Introduction: Servo Reverser and LinkIt One
The LinkIt One board by MediaTek and Seeed uses the Arduino IDE but the board comes with a lot more connectivity features built in. Your connected device may want to use multiple servos, and if you're like me, code is harder than the hardware. I used the same Servo Sweep sketch that comes with the Arduino IDE and I created this instructable to show you how you can get a reversed signal from the one output.
When connecting servos to the board, it is important to note that the LinkIt One only has two PWM output pins (D3 and D9).
The signal reversal is accomplished with a quad nor logic gate.
Step 1: Servo Sweep

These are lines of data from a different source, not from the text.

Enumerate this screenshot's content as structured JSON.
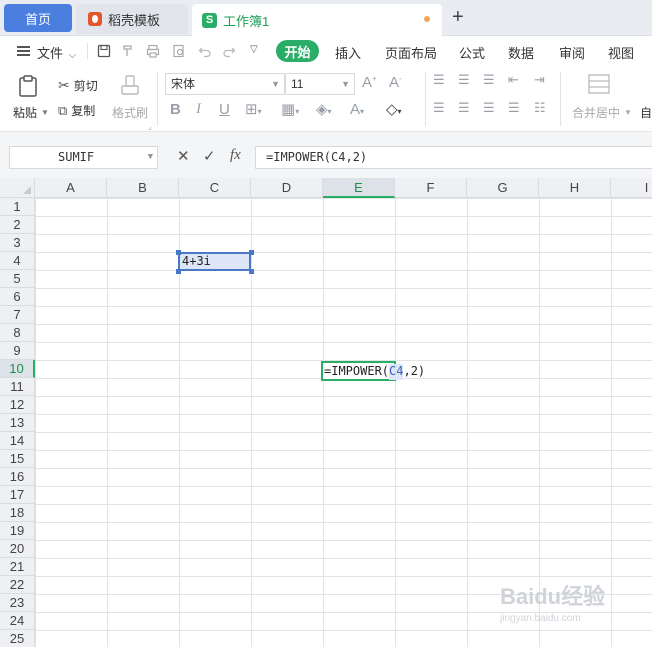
{
  "tabs": {
    "home": "首页",
    "template": "稻壳模板",
    "workbook": "工作簿1"
  },
  "menu": {
    "file": "文件",
    "items": [
      "开始",
      "插入",
      "页面布局",
      "公式",
      "数据",
      "审阅",
      "视图"
    ]
  },
  "ribbon": {
    "paste": "粘贴",
    "cut": "剪切",
    "copy": "复制",
    "format_painter": "格式刷",
    "font_name": "宋体",
    "font_size": "11",
    "merge_center": "合并居中",
    "auto": "自"
  },
  "formula_bar": {
    "name_box": "SUMIF",
    "formula": "=IMPOWER(C4,2)"
  },
  "sheet": {
    "columns": [
      "A",
      "B",
      "C",
      "D",
      "E",
      "F",
      "G",
      "H",
      "I"
    ],
    "active_column": "E",
    "rows": [
      "1",
      "2",
      "3",
      "4",
      "5",
      "6",
      "7",
      "8",
      "9",
      "10",
      "11",
      "12",
      "13",
      "14",
      "15",
      "16",
      "17",
      "18",
      "19",
      "20",
      "21",
      "22",
      "23",
      "24",
      "25"
    ],
    "active_row": "10",
    "cell_C4": "4+3i",
    "cell_E10": {
      "prefix": "=IMPOWER(",
      "ref": "C4",
      "suffix": ",2)"
    }
  },
  "watermark": {
    "text": "Baidu经验",
    "sub": "jingyan.baidu.com"
  },
  "colors": {
    "accent_green": "#2aae67",
    "home_tab_blue": "#4a7fe0",
    "selection_blue": "#4a78c9"
  }
}
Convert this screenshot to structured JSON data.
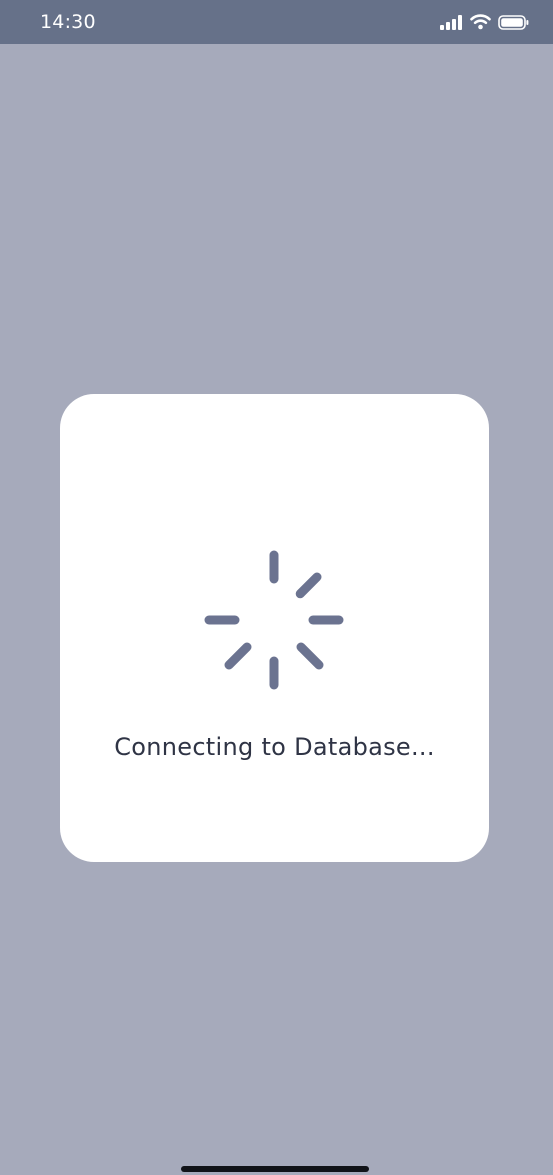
{
  "status_bar": {
    "time": "14:30",
    "icons": [
      "cellular-signal-icon",
      "wifi-icon",
      "battery-icon"
    ]
  },
  "dialog": {
    "message": "Connecting to Database..."
  },
  "colors": {
    "background": "#a6aabb",
    "status_bar": "#667189",
    "spinner": "#6b7390",
    "text": "#2f3445"
  }
}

To use servos with the LinkIt One, attached the servo's signal wire (yellow wire) to your digital pin (D9) and ground wire (brown or black) to a ground pin.
Then, attach the servo's power wire (usually red) to a 5 - 6V supply capable of delivering 1 Amp. The LinkIt One board is not built to deliver high currents through its pins and the servo or board may malfunction if you attempt it. I suggest using a 4x AAA battery pack (6 volts) as your servos power supply.
Join the ground of your separate supply with the ground of your LinkIt One. The servo and other electronics we'll build must all reference a common 0V ground.
Find the free Servo Sweep function from your Arduino IDE and upload it onto your LinkIt One.
If you can't find it in the examples menu, right click the application, show package contents, and navigate through the folders until you find the example sketches.
You can see from the oscilloscope gif that the output signal from D9 of your LinkIt One sweeps from ~.75ms to 2.25ms so the servo fully rotates.
Step 2: Reversed Signal
In order to reverse the servo, we need the signal to be 2 ms when the LinkIt One is delivering 1 ms and then our reversed signal must be 1 ms when the board is sending 2 ms.
The quad nor logic gate can do just that. With a 50k potentiometer, the reversed signal can be tuned precisely.
Build out your circuit to match the included diagram and protoboard photo.
You can see that the signal from the LinkIt One is sent directly into the base of an npn transistor. The collector is attached to your 6V battery and the emitter is connected to a resistor and your new signal source. I added this part to insure the logic gates got a strong enough signal.
The original signal can be tapped off at this point as well if you want to keep one servo rotating in the normal direction.
The signal passes through 3 nor gates of your quad nor IC (CD4001). The 50k potentiometer used should be set around 42k. You can adjust it to make sure your servos are perfectly reversed, or not! It's up to you.